Morgan Price covers injuries or illnesses sustained during a natural disaster such as an earthquake or hurricane “as per a normal medical expenses”, Carpenter says. It will also cover innocent bystanders caught up in war and civil unrest.
But it sets a financial limit of £30,000 for the policyholder on terrorism claims. Again, brokers and their clients must be aware of all the nuances.
Steve Nelson, international sales advisor at April Medibroker, is surprised that insurers set limits on disaster cover.
“The chances of any given client getting caught up in a major disaster is actually very low,” he says. “It amazes me that some insurers potentially exclude some events, or limit cover to a set financial maximum.”
Few clients raise the question of how much cover they have in a disaster.

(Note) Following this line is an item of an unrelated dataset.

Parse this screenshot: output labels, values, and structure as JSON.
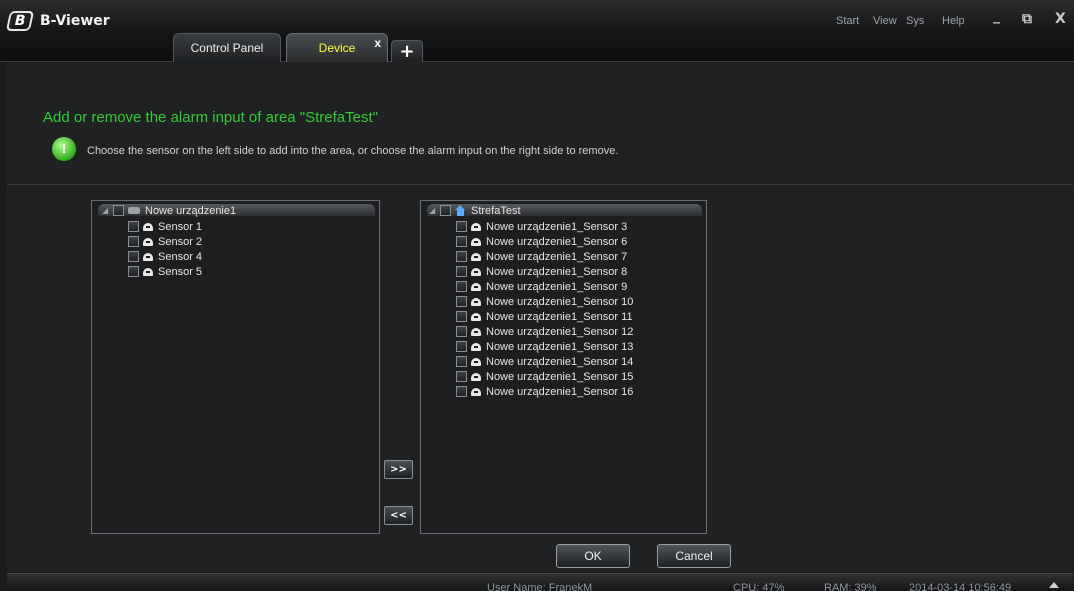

“But it is something I consider,” Nelson continues. “If I was choosing between two similarly-priced plans, with similar levels of cover, the quality of their emergency protection might just tip the balance.”
This isn’t just an issue for expats jetting off to the world’s trouble hotspots.
“You only have to think of the London or Madrid bombings to realise you can fall victim to a terrorist attack pretty much anywhere,” Nelson points out.
Nelson picks out insurer InterGlobal as going furthest in offering global security assistance, through global security specialists Red24.
ROUND THE CLOCK COVER
InterGlobal offers emergency evacuation and repatriation in life-threatening situations, according to Paul Weigall, head of sales and marketing.
“Anyone who finds themselves in a city full of protesters and security forces has the reassurance that a security specialist will come in to get them out if the mood turns ugly,” he says.
Red24 supplies 24/7 telephone advice on personal security in the world hotspots, including personalised pre-travel advisories, verbal briefings and on-ground assistance and evacuation.
“It has already helped six InterGlobal clients this year, in Egypt, Bahrain, Libya and Yemen. Our members know that help is there when they need it,” Weigall says, adding that Red24 offers full support in both natural and man-made disasters.
“Both are essential to give expatriates peace of mind, which is why we include red24 on all our plans,” he says.
Allianz Worldwide Care was busy looking after members during the Japanese earthquake and tsunami, says medical director Dr Ulrike Sucher.
“In a crisis, cover kicks in immediately,” Dr Sucher says. “Our first concern is to ensure the member gets the treatment they need. Where necessary, this may involve transportation by ambulance, admitting them to the closest appropriate hospital, or co-ordinating an evacuation or repatriation.”
An efficient, 24/7 multilingual helpline is a must for any insurer, she says. Allianz claims to answer 90% of emergency calls within 10 seconds.
“They speak to a member of the helpline team, rather than an automated response system,” Dr Sucher adds.
Allianz offers medical evacuation as standard across all its international plans, with repatriation an optional add-on.
Dr Sucher says expats working in remote areas, notably in the exploration and mining indusries, need to know their insurer can operate effectively even in the most remote locations.
“We have been recruiting regional medical managers in Eastern Europe, Africa, the Middle East and Latin America, to boost services in sparsely populated regions where access to medical care can be difficult,” she explains.
Even the most active insurers won’t cover everything. Most withdraw cover if the member ignores warnings from their government or embassy to avoid a particular country.
And no insurer offers treatment for illness or injury following a nuclear, chemical or biological spill or attack. That is the responsibility of government.
The chances of any individual expat getting caught up in a natural or man-made disaster are still relatively small. The consequences, however, can be huge. On paper, insurers all promise a slightly differing response. But it is what happens on the ground that really counts.